Imagine God put Joseph in the backseat and buckled him in. If he would have told them what was going to happen they probably wouldn’t have gotten in the car and gone for the ride. Joseph was thrown into a dirt hole, lied about, abandoned by his family, sold into slavery, accused of rape, thrown into prison, lied to, and forgotten about. Sounds like a great ride. But what the devil meant for evil - God changed for the good. I'll let you read the rest of the story. 

God always restores. If no other words I have typed resonate with you, understand that. God will restore. He has to because He promised it. 

I don’t tell you all of this so you will lose heart and give up along the way. I’m giving you these words so you can challenge your faith and find purpose in why you’re here.

While life can be hard – albeit unbearable it seems at times, nobody can ever take away the love God has proved to you.

Mother Theresa once said– “I know God won’t give me more than I can handle, but I sure wish he wouldn’t trust me so much.”

 If you are doubting the one who came to save you, then I challenge you to rely solely on him in your heartache, in your fear, in your time of desperation.

I challenge you to let him prove his love.

I challenge you to let him see you through your pain.

 Take a moment right now as you're reading this and give it to the Lord. I know that is easier said than done. It may take you doing it everyday for a week, or a month even. It's a daily discipline to let God have control of your emotions, circumstances, and relationships. I promise you though, once you let go of what you can't control and let God take over the steering wheel, he will restore.

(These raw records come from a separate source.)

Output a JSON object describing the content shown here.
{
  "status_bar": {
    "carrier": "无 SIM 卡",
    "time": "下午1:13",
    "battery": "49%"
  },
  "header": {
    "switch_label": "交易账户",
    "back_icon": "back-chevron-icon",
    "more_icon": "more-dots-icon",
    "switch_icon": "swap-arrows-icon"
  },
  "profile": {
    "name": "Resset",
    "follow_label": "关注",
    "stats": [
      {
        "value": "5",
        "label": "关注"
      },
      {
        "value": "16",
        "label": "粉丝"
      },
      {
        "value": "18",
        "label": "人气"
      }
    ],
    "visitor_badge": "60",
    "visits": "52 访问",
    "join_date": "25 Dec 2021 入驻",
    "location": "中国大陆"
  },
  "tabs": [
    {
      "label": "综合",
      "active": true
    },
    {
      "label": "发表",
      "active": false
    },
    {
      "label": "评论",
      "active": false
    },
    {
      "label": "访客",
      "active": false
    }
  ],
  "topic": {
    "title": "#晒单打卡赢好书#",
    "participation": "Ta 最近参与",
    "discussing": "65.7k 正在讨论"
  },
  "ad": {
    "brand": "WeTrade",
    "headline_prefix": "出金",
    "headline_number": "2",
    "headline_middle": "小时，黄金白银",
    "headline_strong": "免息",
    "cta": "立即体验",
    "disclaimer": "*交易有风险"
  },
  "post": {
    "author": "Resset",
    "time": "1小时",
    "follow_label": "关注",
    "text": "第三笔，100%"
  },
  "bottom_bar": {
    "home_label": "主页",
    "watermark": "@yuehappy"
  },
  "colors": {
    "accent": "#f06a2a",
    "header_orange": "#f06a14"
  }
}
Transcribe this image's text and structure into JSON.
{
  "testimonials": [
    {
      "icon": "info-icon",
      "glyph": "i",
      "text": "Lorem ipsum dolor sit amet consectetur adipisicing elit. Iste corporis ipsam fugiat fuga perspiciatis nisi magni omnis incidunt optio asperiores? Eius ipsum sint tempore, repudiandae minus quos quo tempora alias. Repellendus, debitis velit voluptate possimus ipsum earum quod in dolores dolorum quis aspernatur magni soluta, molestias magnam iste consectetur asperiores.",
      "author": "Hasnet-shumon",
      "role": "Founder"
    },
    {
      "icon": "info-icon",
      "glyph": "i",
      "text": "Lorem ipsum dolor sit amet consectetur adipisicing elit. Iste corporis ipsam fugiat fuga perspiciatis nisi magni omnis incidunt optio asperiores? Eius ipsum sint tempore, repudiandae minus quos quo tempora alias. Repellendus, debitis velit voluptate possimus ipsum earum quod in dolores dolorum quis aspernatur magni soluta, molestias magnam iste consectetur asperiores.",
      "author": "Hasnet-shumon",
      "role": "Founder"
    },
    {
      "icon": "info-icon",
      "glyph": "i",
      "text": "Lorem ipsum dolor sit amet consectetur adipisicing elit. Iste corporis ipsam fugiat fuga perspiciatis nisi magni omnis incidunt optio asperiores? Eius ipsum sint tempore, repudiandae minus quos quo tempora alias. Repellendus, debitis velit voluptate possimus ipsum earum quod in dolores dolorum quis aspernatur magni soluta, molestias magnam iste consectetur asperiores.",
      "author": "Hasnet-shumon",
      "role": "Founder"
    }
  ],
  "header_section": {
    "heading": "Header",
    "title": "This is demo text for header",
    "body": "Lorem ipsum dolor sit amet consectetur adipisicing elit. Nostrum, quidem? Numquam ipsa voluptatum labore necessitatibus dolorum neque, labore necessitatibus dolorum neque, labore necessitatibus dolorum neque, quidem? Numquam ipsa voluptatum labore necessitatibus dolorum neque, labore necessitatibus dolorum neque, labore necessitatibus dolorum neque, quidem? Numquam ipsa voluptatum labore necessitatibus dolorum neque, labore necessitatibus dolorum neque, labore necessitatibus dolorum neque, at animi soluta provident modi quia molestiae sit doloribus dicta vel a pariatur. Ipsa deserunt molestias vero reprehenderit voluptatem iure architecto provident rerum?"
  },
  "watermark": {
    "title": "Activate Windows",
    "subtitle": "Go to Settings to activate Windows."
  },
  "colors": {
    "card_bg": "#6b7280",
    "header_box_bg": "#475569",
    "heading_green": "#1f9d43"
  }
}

Not only will he restore, but he will go beyond what you can even imagine. 

Natascha Kling